The Saints organization clearly does not understand the difference between a good back and a 1000 yard rusher, as they brought in the itinerant Antowain Smith to be McAllister's primary backup. Smith posted a DVOA of -16.3% a year ago in Tennessee, and even in winning Super Bowls with the Patriots, he posted a DVOA of -5.8% in 2003 and -11.7% in 2001.
Even with his limited skills, Smith gained 88 yards on 12 carries against a suspect Atlanta run defense that ranks 30th in the league according to DVOA. Smith's production was matched by the pedestrian Aaron Stecker, who in his first action of the season rushed 18 times for 85 yards. Neither Smith nor Stecker (DVOA of -19.7% a year ago) is a quality back, but even so, the drop-off from McAllister is far from severe. McAllister has averaged only 3.9 yards per rush since the start of the 2004 season, and it seems reasonable to imagine the same sort of production from the tandem of Smith and Stecker. At least with those two, offensive coordinator Mike Sheppard will know he does not have a great running back and will stop pounding the back ineffectively into the line to establish the run. In the five games McAllister played, Sheppard's attempts to establish him in the first quarter produced a total of 71 yards on 26 carries.
At 2-4, the Saints are a long shot to get back into the playoff race, but the problem is not Deuce McAllister's injury. The other 52 members of the team are just not very good. They currently rank 27th in overall DVOA and have a below-average offense and defense. For an added bonus, they have the second worst DVOA on special teams.
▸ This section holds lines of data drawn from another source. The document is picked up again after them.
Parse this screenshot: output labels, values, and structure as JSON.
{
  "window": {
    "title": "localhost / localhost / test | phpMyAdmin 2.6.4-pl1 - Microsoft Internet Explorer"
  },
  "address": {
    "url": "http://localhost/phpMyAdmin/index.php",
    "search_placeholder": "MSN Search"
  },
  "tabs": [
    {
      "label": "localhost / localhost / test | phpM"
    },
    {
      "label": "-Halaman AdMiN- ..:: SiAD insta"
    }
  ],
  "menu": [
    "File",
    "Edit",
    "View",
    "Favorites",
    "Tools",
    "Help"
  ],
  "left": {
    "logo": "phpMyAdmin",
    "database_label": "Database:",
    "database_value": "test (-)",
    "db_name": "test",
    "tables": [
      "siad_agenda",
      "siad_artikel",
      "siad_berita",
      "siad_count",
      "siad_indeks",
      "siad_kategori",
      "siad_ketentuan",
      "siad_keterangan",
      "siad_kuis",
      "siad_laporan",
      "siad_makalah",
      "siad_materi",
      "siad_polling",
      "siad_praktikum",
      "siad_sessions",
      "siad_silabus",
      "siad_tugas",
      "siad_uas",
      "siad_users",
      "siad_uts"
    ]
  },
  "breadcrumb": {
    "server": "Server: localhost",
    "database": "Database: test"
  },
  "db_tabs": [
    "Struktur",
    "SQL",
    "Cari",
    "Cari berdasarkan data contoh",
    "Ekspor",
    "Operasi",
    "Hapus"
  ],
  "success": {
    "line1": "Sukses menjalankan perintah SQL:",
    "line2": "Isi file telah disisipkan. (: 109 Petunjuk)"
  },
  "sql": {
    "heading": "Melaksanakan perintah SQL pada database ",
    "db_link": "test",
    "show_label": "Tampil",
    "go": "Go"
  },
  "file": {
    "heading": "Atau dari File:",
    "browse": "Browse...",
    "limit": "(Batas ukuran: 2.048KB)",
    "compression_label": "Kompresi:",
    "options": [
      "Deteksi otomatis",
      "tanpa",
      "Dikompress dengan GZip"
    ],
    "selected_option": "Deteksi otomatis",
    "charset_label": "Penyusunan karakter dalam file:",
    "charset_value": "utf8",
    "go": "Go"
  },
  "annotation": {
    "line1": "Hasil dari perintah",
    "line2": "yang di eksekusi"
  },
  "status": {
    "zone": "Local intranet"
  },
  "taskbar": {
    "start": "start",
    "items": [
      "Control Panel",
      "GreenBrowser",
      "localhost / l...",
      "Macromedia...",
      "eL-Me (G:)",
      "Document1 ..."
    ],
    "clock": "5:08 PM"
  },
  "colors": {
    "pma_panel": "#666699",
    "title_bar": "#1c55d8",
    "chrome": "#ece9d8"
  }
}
The offense exploded for the first time all season against Atlanta thanks to the success of Smith and Stecker. Such a performance will not be consistently repeated, but at least Saints fans can hope that the preseason idea to pound a running back into the line for no gain has been shelved. The Saints are in for a long season, but the absence of Deuce McAllister will have very little impact on their final record.
In the rejuvenated NFC (well at least rejuvenated NFC East and South), playoff teams will likely need 10 wins. With a defense that has completely regressed from a year ago, more pressure will fall upon Michael Vick's shoulders to get the Falcons there. He retains the strong support of the running game, but the overall offensive DVOA of -2.9% a year ago will not get it done this year. So far, the offense has delivered with a 19.1% DVOA that ranks 5th in the league. The return of the 2002 Vick would make the Falcons a serious threat in the NFC. If the Vick the Falcons get the rest of the season is Sunday's version, their early offensive success will not be maintained. In that case, Vick's winning percentage -- and his reputation -- will take a hit.
Each Tuesday in Any Given Sunday, Ned Macey looks at the biggest (near) upset of the previous weekend. The NFL sells itself on the idea that any team can win any given game, but we use these upsets as a tool to explore what trends and subtle aspects of each team are revealed in a single game.
70 comments, Last at 31 Oct 2005, 6:14pm by Jason